**Data shown:**
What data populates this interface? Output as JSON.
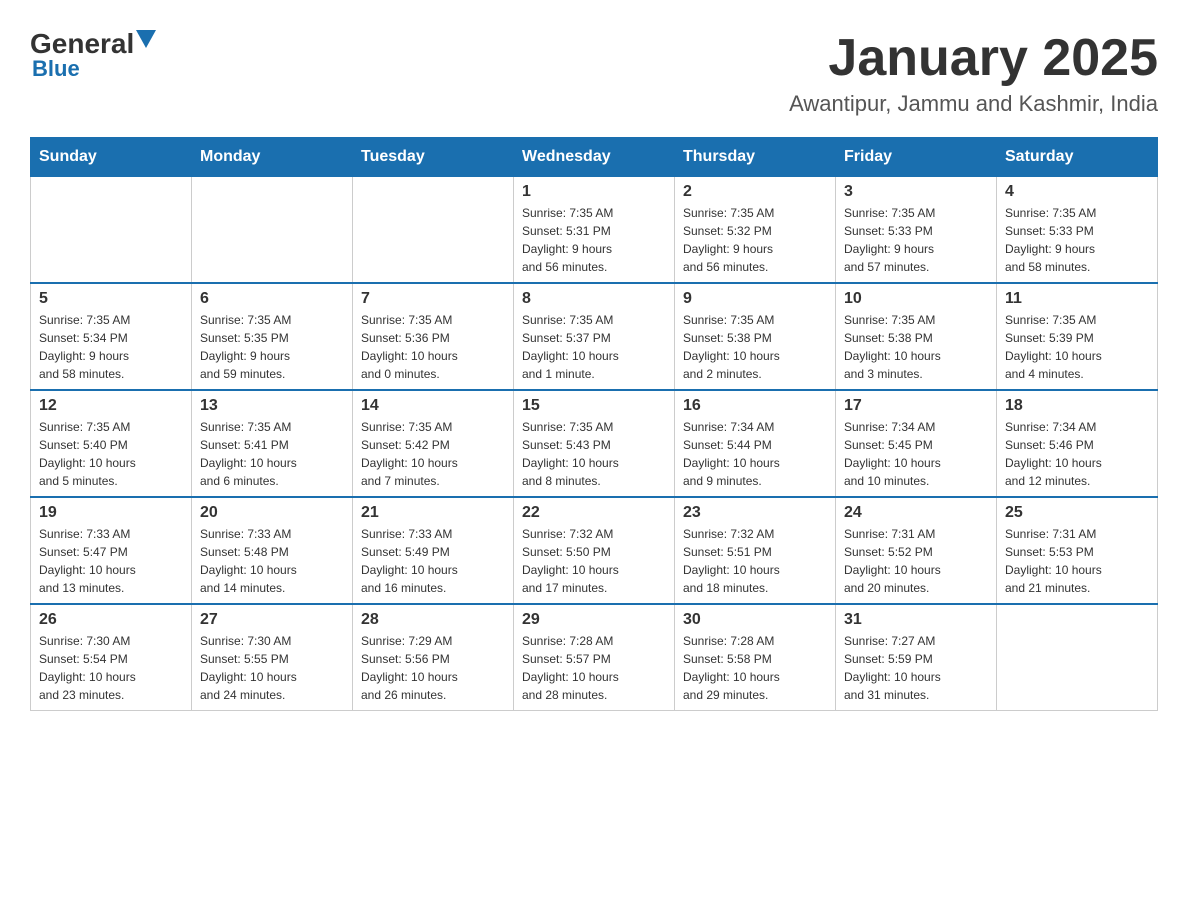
{
  "header": {
    "logo_line1": "General",
    "logo_line2": "Blue",
    "month": "January 2025",
    "location": "Awantipur, Jammu and Kashmir, India"
  },
  "days_of_week": [
    "Sunday",
    "Monday",
    "Tuesday",
    "Wednesday",
    "Thursday",
    "Friday",
    "Saturday"
  ],
  "weeks": [
    [
      {
        "day": "",
        "info": ""
      },
      {
        "day": "",
        "info": ""
      },
      {
        "day": "",
        "info": ""
      },
      {
        "day": "1",
        "info": "Sunrise: 7:35 AM\nSunset: 5:31 PM\nDaylight: 9 hours\nand 56 minutes."
      },
      {
        "day": "2",
        "info": "Sunrise: 7:35 AM\nSunset: 5:32 PM\nDaylight: 9 hours\nand 56 minutes."
      },
      {
        "day": "3",
        "info": "Sunrise: 7:35 AM\nSunset: 5:33 PM\nDaylight: 9 hours\nand 57 minutes."
      },
      {
        "day": "4",
        "info": "Sunrise: 7:35 AM\nSunset: 5:33 PM\nDaylight: 9 hours\nand 58 minutes."
      }
    ],
    [
      {
        "day": "5",
        "info": "Sunrise: 7:35 AM\nSunset: 5:34 PM\nDaylight: 9 hours\nand 58 minutes."
      },
      {
        "day": "6",
        "info": "Sunrise: 7:35 AM\nSunset: 5:35 PM\nDaylight: 9 hours\nand 59 minutes."
      },
      {
        "day": "7",
        "info": "Sunrise: 7:35 AM\nSunset: 5:36 PM\nDaylight: 10 hours\nand 0 minutes."
      },
      {
        "day": "8",
        "info": "Sunrise: 7:35 AM\nSunset: 5:37 PM\nDaylight: 10 hours\nand 1 minute."
      },
      {
        "day": "9",
        "info": "Sunrise: 7:35 AM\nSunset: 5:38 PM\nDaylight: 10 hours\nand 2 minutes."
      },
      {
        "day": "10",
        "info": "Sunrise: 7:35 AM\nSunset: 5:38 PM\nDaylight: 10 hours\nand 3 minutes."
      },
      {
        "day": "11",
        "info": "Sunrise: 7:35 AM\nSunset: 5:39 PM\nDaylight: 10 hours\nand 4 minutes."
      }
    ],
    [
      {
        "day": "12",
        "info": "Sunrise: 7:35 AM\nSunset: 5:40 PM\nDaylight: 10 hours\nand 5 minutes."
      },
      {
        "day": "13",
        "info": "Sunrise: 7:35 AM\nSunset: 5:41 PM\nDaylight: 10 hours\nand 6 minutes."
      },
      {
        "day": "14",
        "info": "Sunrise: 7:35 AM\nSunset: 5:42 PM\nDaylight: 10 hours\nand 7 minutes."
      },
      {
        "day": "15",
        "info": "Sunrise: 7:35 AM\nSunset: 5:43 PM\nDaylight: 10 hours\nand 8 minutes."
      },
      {
        "day": "16",
        "info": "Sunrise: 7:34 AM\nSunset: 5:44 PM\nDaylight: 10 hours\nand 9 minutes."
      },
      {
        "day": "17",
        "info": "Sunrise: 7:34 AM\nSunset: 5:45 PM\nDaylight: 10 hours\nand 10 minutes."
      },
      {
        "day": "18",
        "info": "Sunrise: 7:34 AM\nSunset: 5:46 PM\nDaylight: 10 hours\nand 12 minutes."
      }
    ],
    [
      {
        "day": "19",
        "info": "Sunrise: 7:33 AM\nSunset: 5:47 PM\nDaylight: 10 hours\nand 13 minutes."
      },
      {
        "day": "20",
        "info": "Sunrise: 7:33 AM\nSunset: 5:48 PM\nDaylight: 10 hours\nand 14 minutes."
      },
      {
        "day": "21",
        "info": "Sunrise: 7:33 AM\nSunset: 5:49 PM\nDaylight: 10 hours\nand 16 minutes."
      },
      {
        "day": "22",
        "info": "Sunrise: 7:32 AM\nSunset: 5:50 PM\nDaylight: 10 hours\nand 17 minutes."
      },
      {
        "day": "23",
        "info": "Sunrise: 7:32 AM\nSunset: 5:51 PM\nDaylight: 10 hours\nand 18 minutes."
      },
      {
        "day": "24",
        "info": "Sunrise: 7:31 AM\nSunset: 5:52 PM\nDaylight: 10 hours\nand 20 minutes."
      },
      {
        "day": "25",
        "info": "Sunrise: 7:31 AM\nSunset: 5:53 PM\nDaylight: 10 hours\nand 21 minutes."
      }
    ],
    [
      {
        "day": "26",
        "info": "Sunrise: 7:30 AM\nSunset: 5:54 PM\nDaylight: 10 hours\nand 23 minutes."
      },
      {
        "day": "27",
        "info": "Sunrise: 7:30 AM\nSunset: 5:55 PM\nDaylight: 10 hours\nand 24 minutes."
      },
      {
        "day": "28",
        "info": "Sunrise: 7:29 AM\nSunset: 5:56 PM\nDaylight: 10 hours\nand 26 minutes."
      },
      {
        "day": "29",
        "info": "Sunrise: 7:28 AM\nSunset: 5:57 PM\nDaylight: 10 hours\nand 28 minutes."
      },
      {
        "day": "30",
        "info": "Sunrise: 7:28 AM\nSunset: 5:58 PM\nDaylight: 10 hours\nand 29 minutes."
      },
      {
        "day": "31",
        "info": "Sunrise: 7:27 AM\nSunset: 5:59 PM\nDaylight: 10 hours\nand 31 minutes."
      },
      {
        "day": "",
        "info": ""
      }
    ]
  ]
}
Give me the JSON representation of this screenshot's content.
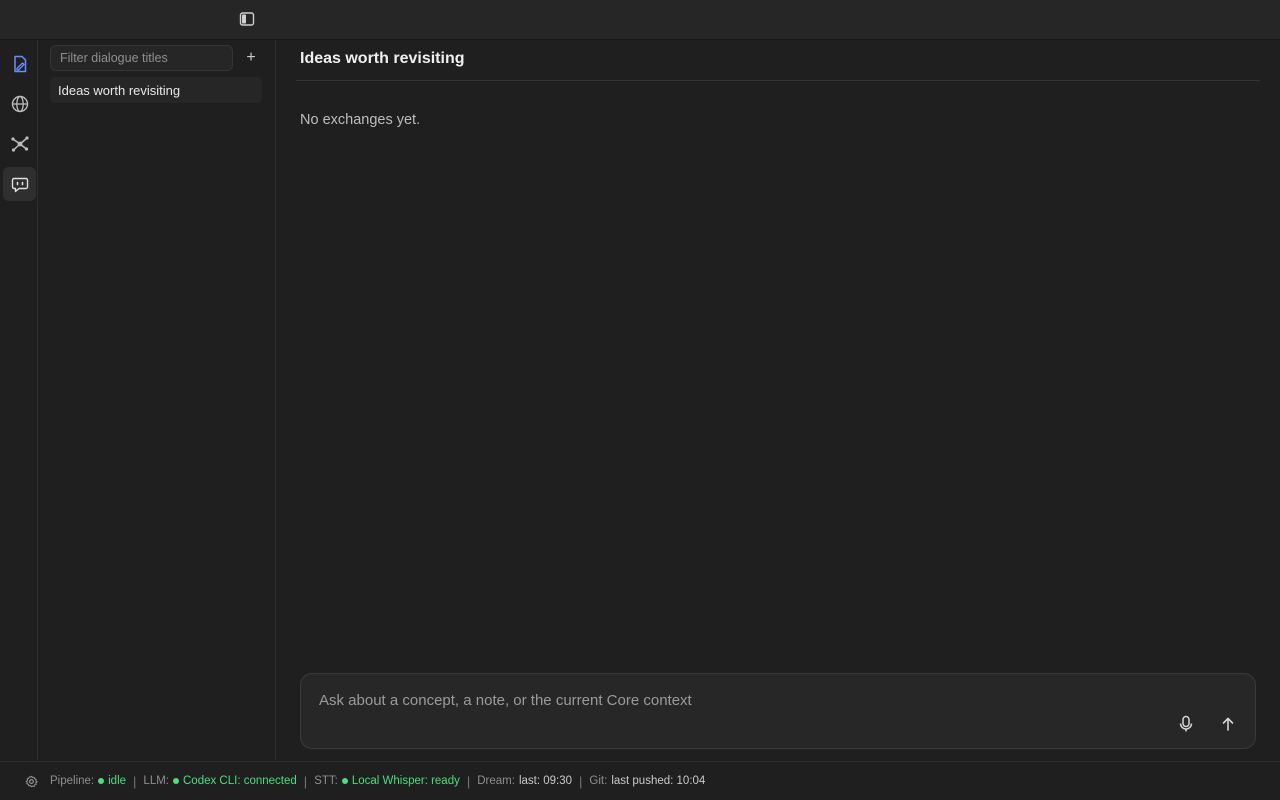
{
  "sidebar": {
    "filter_placeholder": "Filter dialogue titles",
    "add_label": "+",
    "dialogues": [
      {
        "title": "Ideas worth revisiting",
        "selected": true
      }
    ]
  },
  "activity_bar": {
    "items": [
      {
        "icon": "edit-note-icon",
        "accent": true
      },
      {
        "icon": "globe-icon"
      },
      {
        "icon": "graph-network-icon"
      },
      {
        "icon": "chat-bot-icon",
        "active": true
      }
    ]
  },
  "main": {
    "title": "Ideas worth revisiting",
    "empty_text": "No exchanges yet."
  },
  "composer": {
    "placeholder": "Ask about a concept, a note, or the current Core context",
    "mic_icon": "microphone-icon",
    "send_icon": "arrow-up-icon"
  },
  "status": {
    "pipeline_label": "Pipeline:",
    "pipeline_value": "idle",
    "llm_label": "LLM:",
    "llm_value": "Codex CLI: connected",
    "stt_label": "STT:",
    "stt_value": "Local Whisper: ready",
    "dream_label": "Dream:",
    "dream_value": "last: 09:30",
    "git_label": "Git:",
    "git_value": "last pushed: 10:04",
    "separator": "|"
  },
  "colors": {
    "background": "#1f1f1f",
    "accent_blue": "#6b8cff",
    "status_green": "#4ade80"
  }
}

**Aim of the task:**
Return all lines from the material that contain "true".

**Response box:**
        "selected": true
        "accent": true
        "active": true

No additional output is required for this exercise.